The problems encountered in the social benefits system, unemployment, Health and Education, and all the other embattled sectors must be analysed and solved of a complementary manner. Only by reaching a nationwide agreement can we solve Romania’s serious problems today. In contempt of this fundamental truth, our rulers – regardless of their political affiliation – strongly reject the ideas of “complementary,” “organic” and “national.” The chaotic decentralisation adopted in Romania is the very expression of this contempt. By laying too much emphasis on “local” and “individual,” the “whole” and “organic” character is undermined, and the national strategic interest suffers.

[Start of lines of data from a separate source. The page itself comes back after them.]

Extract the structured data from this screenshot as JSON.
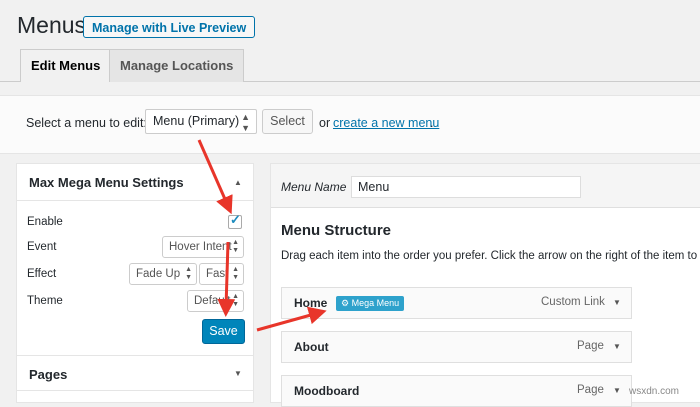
{
  "header": {
    "title": "Menus",
    "live_preview_label": "Manage with Live Preview"
  },
  "tabs": [
    {
      "label": "Edit Menus",
      "active": true
    },
    {
      "label": "Manage Locations",
      "active": false
    }
  ],
  "menu_select": {
    "label": "Select a menu to edit:",
    "current": "Menu (Primary)",
    "select_button": "Select",
    "or_text": "or",
    "create_link": "create a new menu",
    "period": "."
  },
  "mega_menu_settings": {
    "title": "Max Mega Menu Settings",
    "enable_label": "Enable",
    "enable_checked": true,
    "event_label": "Event",
    "event_value": "Hover Intent",
    "effect_label": "Effect",
    "effect_value": "Fade Up",
    "effect_speed": "Fast",
    "theme_label": "Theme",
    "theme_value": "Default",
    "save_label": "Save"
  },
  "pages_section": {
    "label": "Pages"
  },
  "menu_editor": {
    "name_label": "Menu Name",
    "name_value": "Menu",
    "structure_title": "Menu Structure",
    "structure_desc": "Drag each item into the order you prefer. Click the arrow on the right of the item to",
    "items": [
      {
        "title": "Home",
        "badge": "Mega Menu",
        "type": "Custom Link"
      },
      {
        "title": "About",
        "type": "Page"
      },
      {
        "title": "Moodboard",
        "type": "Page"
      }
    ]
  },
  "watermark": "wsxdn.com",
  "colors": {
    "accent": "#0073aa",
    "primary_button": "#0085ba",
    "badge": "#2ea2cc",
    "arrows": "#e8352a"
  }
}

A consequence of this false groundwork is the uninominal vote, whose result can be seen in an increase of corruption. A mayor elected in a “uninominal” ballot sees himself as almighty in his locality; even his own party should think twice before reprimanding him, as he might migrate to another party. Enforcing the law – the only move that could restore the order – unfortunately follows this non-democratic evolution, because the uninominal vote diminishes to the maximum the democratic character of elections.
In a biased society, the uninominal vote diminishes to extinction the significance of principles, of doctrine orientations and long-term goals, which should take precedence over the versatile behaviour of the person elected to a leading position by uninominal vote. The corruption that affects the distribution of social benefits proves the discretionary emphasis laid upon fragment and exception, to the detriment of the whole, organic and national character.

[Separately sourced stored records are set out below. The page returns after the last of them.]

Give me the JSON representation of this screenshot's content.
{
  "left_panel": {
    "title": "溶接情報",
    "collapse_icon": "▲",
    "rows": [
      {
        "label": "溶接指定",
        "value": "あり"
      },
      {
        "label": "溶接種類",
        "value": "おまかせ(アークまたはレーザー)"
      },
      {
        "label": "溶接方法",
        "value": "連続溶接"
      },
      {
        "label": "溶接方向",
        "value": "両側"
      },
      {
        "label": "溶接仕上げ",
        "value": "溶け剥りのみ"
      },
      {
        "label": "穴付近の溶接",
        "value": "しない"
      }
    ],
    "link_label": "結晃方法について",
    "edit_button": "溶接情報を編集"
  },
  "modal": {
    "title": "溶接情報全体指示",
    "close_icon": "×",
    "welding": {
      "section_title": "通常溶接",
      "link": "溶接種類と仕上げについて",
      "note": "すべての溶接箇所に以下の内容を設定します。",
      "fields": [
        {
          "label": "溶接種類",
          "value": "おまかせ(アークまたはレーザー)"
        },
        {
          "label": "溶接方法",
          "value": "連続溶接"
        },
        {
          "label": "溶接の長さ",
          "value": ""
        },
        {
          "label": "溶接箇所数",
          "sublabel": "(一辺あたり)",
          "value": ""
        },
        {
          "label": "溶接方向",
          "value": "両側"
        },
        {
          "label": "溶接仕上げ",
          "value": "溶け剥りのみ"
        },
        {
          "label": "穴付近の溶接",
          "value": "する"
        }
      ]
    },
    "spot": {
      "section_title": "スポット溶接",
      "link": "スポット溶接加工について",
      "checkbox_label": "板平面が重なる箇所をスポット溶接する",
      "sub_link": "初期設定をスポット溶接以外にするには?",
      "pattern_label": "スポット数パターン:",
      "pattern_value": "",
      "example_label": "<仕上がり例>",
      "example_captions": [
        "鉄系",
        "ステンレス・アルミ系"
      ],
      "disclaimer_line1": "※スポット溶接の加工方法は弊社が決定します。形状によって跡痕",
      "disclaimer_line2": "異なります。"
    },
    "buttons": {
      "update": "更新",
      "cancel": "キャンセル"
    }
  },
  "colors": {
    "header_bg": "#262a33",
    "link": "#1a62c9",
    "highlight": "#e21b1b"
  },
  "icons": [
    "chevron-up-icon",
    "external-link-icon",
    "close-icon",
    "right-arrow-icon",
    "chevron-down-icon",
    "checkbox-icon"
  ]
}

The first element of the national patrimony is represented by people – rich or poor, healthy or ill. Given the mimicry of transforming healthy into ill and the other way around, as we encounter in the sphere of social benefits, the first affected is the national patrimony as a whole, with its both human and material components. It is not by chance that, under the pressure of dwindling moral standards, we have witnessed – over the last two decades – criminal thefts and destruction of the historic patrimony. These acts debuted with the foolish decision made at the end of 1989, which opened the borders of the country to the theft and “export” of a large part of the national art patrimony. And this continues even today, when criminals dug the Sarmizegetusa sanctuary by bulldozer, in order to steal inestimable archeological values, and transformed the area into an ignoble parking lot. In a separate incident, precious items have been stolen from the memorial house of poet Mihai Eminescu, in Ipotesti.

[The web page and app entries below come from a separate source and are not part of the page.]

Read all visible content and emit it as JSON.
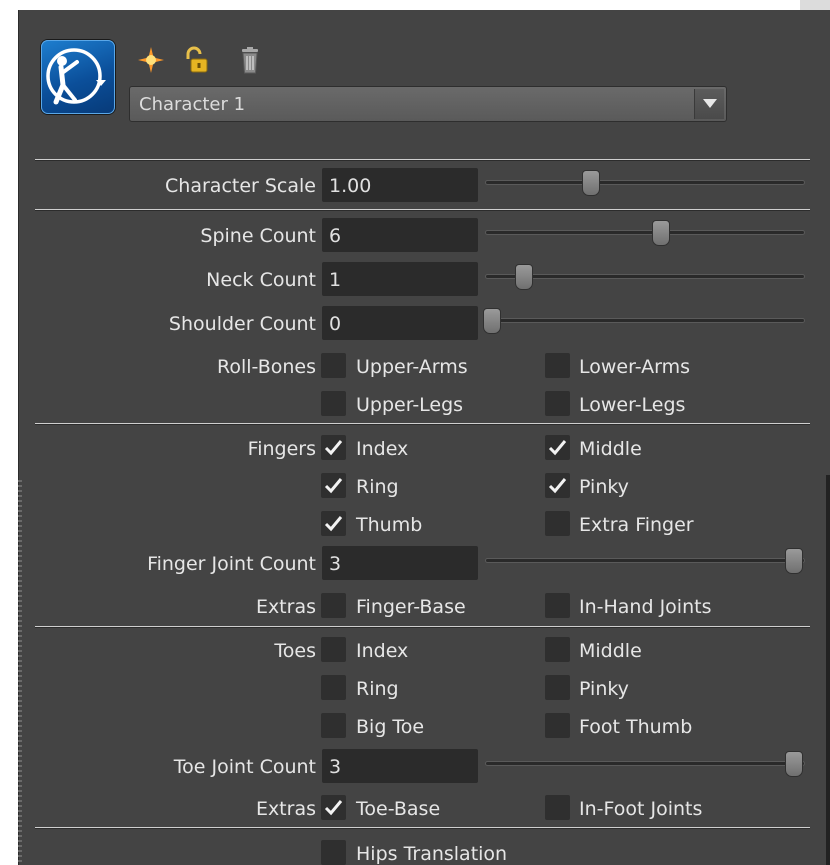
{
  "toolbar": {
    "icons": [
      "character-icon",
      "create-icon",
      "lock-icon",
      "delete-icon"
    ]
  },
  "character_select": {
    "value": "Character 1"
  },
  "character_scale": {
    "label": "Character Scale",
    "value": "1.00",
    "slider": 0.33
  },
  "spine_count": {
    "label": "Spine Count",
    "value": "6",
    "slider": 0.55
  },
  "neck_count": {
    "label": "Neck Count",
    "value": "1",
    "slider": 0.12
  },
  "shoulder_count": {
    "label": "Shoulder Count",
    "value": "0",
    "slider": 0.02
  },
  "roll_bones": {
    "label": "Roll-Bones",
    "upper_arms": {
      "label": "Upper-Arms",
      "checked": false
    },
    "lower_arms": {
      "label": "Lower-Arms",
      "checked": false
    },
    "upper_legs": {
      "label": "Upper-Legs",
      "checked": false
    },
    "lower_legs": {
      "label": "Lower-Legs",
      "checked": false
    }
  },
  "fingers": {
    "label": "Fingers",
    "index": {
      "label": "Index",
      "checked": true
    },
    "middle": {
      "label": "Middle",
      "checked": true
    },
    "ring": {
      "label": "Ring",
      "checked": true
    },
    "pinky": {
      "label": "Pinky",
      "checked": true
    },
    "thumb": {
      "label": "Thumb",
      "checked": true
    },
    "extra_finger": {
      "label": "Extra Finger",
      "checked": false
    }
  },
  "finger_joint_count": {
    "label": "Finger Joint Count",
    "value": "3",
    "slider": 0.97
  },
  "finger_extras": {
    "label": "Extras",
    "finger_base": {
      "label": "Finger-Base",
      "checked": false
    },
    "in_hand_joints": {
      "label": "In-Hand Joints",
      "checked": false
    }
  },
  "toes": {
    "label": "Toes",
    "index": {
      "label": "Index",
      "checked": false
    },
    "middle": {
      "label": "Middle",
      "checked": false
    },
    "ring": {
      "label": "Ring",
      "checked": false
    },
    "pinky": {
      "label": "Pinky",
      "checked": false
    },
    "big_toe": {
      "label": "Big Toe",
      "checked": false
    },
    "foot_thumb": {
      "label": "Foot Thumb",
      "checked": false
    }
  },
  "toe_joint_count": {
    "label": "Toe Joint Count",
    "value": "3",
    "slider": 0.97
  },
  "toe_extras": {
    "label": "Extras",
    "toe_base": {
      "label": "Toe-Base",
      "checked": true
    },
    "in_foot_joints": {
      "label": "In-Foot Joints",
      "checked": false
    }
  },
  "hips_translation": {
    "label": "Hips Translation",
    "checked": false
  }
}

The acting Labour minister blamed the corruption of the social benefits system mainly on the mayors of the opposition. But why does the acting Minister of Culture condone the corruption in his field of activity? Why are the Sarmizegetusa sanctuary and the other historic monuments – including the Eminescu memorial house of Ipotesti – deprived of basic protection means? Why does he willfully ignore the fact that UNESCO will admit to its patrimony only the monuments that are in good physical condition?
For any country, the values of its human and material patrimony represent the cornerstone of the process of development and defense against any impediments. Preventing, countering and overcoming all the crises that threaten Romania starts here, granting a responsible and correct treatment to the values of the material and human patrimony.